Brides have been carrying bouquets since the middle ages. Of course back then the gathered bunches of herbs and spices were intended to ward off evil spirits and protect the fragile, innocent bride from bad luck and misfortune.
Happily by Victorian times bouquets had moved on from garlic and dill to include fresh flowers – often made up using the “language of flowers”. Bouquets were gathered from ivy (fidelity), myrtle (passion) and roses (love).
Bouquets remain a special tradition today, with plenty of styles and variations for brides to choose from. You can have anything from cascading waterfall bouquets to sweet, simple hand tied posies. It all depends on the style and theme you envision for your wedding – and ultimately your own sense of style and personality.
When designing your bouquet, keep the following in mind:
The tone and theme of your wedding
A formal wedding in a large church or cathedral might require the drama of a cascading bouquet, while a loose (hand-tied) bouquet would be more appropriate for a casual, perhaps outdoor event.
Colours and textures

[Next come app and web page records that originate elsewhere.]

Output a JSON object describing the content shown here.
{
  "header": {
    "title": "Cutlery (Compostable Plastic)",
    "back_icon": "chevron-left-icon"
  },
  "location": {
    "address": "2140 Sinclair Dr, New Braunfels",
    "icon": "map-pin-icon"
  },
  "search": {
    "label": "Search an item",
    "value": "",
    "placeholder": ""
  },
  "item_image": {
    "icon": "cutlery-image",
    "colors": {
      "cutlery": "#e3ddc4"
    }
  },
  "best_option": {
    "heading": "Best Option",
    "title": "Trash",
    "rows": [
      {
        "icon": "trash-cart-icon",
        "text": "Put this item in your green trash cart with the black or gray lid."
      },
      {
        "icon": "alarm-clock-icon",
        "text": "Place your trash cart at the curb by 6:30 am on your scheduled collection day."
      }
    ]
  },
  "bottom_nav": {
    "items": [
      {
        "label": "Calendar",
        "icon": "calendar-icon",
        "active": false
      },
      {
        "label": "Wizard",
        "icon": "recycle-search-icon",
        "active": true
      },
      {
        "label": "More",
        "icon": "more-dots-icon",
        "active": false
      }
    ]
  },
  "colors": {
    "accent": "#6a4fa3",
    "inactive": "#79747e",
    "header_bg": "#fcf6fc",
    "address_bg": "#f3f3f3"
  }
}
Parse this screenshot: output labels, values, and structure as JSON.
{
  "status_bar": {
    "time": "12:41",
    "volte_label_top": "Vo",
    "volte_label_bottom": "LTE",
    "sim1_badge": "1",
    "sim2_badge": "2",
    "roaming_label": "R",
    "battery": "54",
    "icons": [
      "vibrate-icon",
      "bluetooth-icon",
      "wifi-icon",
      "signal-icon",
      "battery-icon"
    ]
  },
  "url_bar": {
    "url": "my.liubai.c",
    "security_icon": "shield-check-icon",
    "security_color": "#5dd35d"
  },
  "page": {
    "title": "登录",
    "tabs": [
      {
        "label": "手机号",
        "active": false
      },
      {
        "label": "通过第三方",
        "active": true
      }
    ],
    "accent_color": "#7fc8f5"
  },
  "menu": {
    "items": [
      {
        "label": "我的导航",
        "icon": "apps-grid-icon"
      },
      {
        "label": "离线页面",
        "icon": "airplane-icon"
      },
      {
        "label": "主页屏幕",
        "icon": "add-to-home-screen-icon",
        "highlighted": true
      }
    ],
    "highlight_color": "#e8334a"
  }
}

Chat to your florist about the colours you love – and how to use different tones and hues in your bouquet to maximum effect. Some of the more popular flowers by colour choice include:
rose, lisianthus, gerbera, carnation, lily, chinks, stocks, tulip, snap dragon, orchid.
rose, lisianthus, carnation, tulip (seasonal), protea, hydrangea (seasonal) and lily.
rose, carnation, lavender, lisianthus, snap dragon, stocks, hydrangea (seasonal).
rose, gerbera, tulip, sunflower, carnation, lily and freesia.
gerbera, rose, carnation &lily.
Be open to using seasonal flowers in your bouquet (and throughout) as they are plentiful and therefore much, much cheaper. Also bear in mind flowers such as snap dragons, proteas, tulips, irises and delphiniums have a limited growing season. It is best to find out what is in season before you set your heart on a particular flower for your bouquets. Out of season and imported flowers are very expensive and beyond the reach of a great many brides.
Holidays and special events
Flowers like roses, gerberas and lilies are available all year round – but often more expensive in winter or on special days like Valentine’s Day and Mothers’ Day. If possible, try to avoid these dates for your wedding because your flowers could literally double in cost over
Your wedding dress
Ultimately everything starts and ends with the dress. If possible give your florist a photograph or sketch of your dress so she can guide you on the best choice of bouquet.
Large trailing bouquets are dramatic and romantic but tend to work better with princess-style ball gowns as they over-power anything simple or understated.
A more modern bride might consider exotic flowers or an interesting use of foliage such as succulents in her bouquet or perhaps a wrist bouquet, pomander or dramatic head piece while a stylish bride may want to add crystal or pearl embellishments for a glamorous finish.
Your bouquet will be the most special and intimate arrangement of the day, so brief your florist well (don’t be scared to take pictures, mementoes, fabric swatches and sketches along to your meeting) to ensure that you end up with a bouquet you love.
Compiled by Lols – Lols Flowers www.lolsfunction.co.za Photographs supplied by Lols Flowers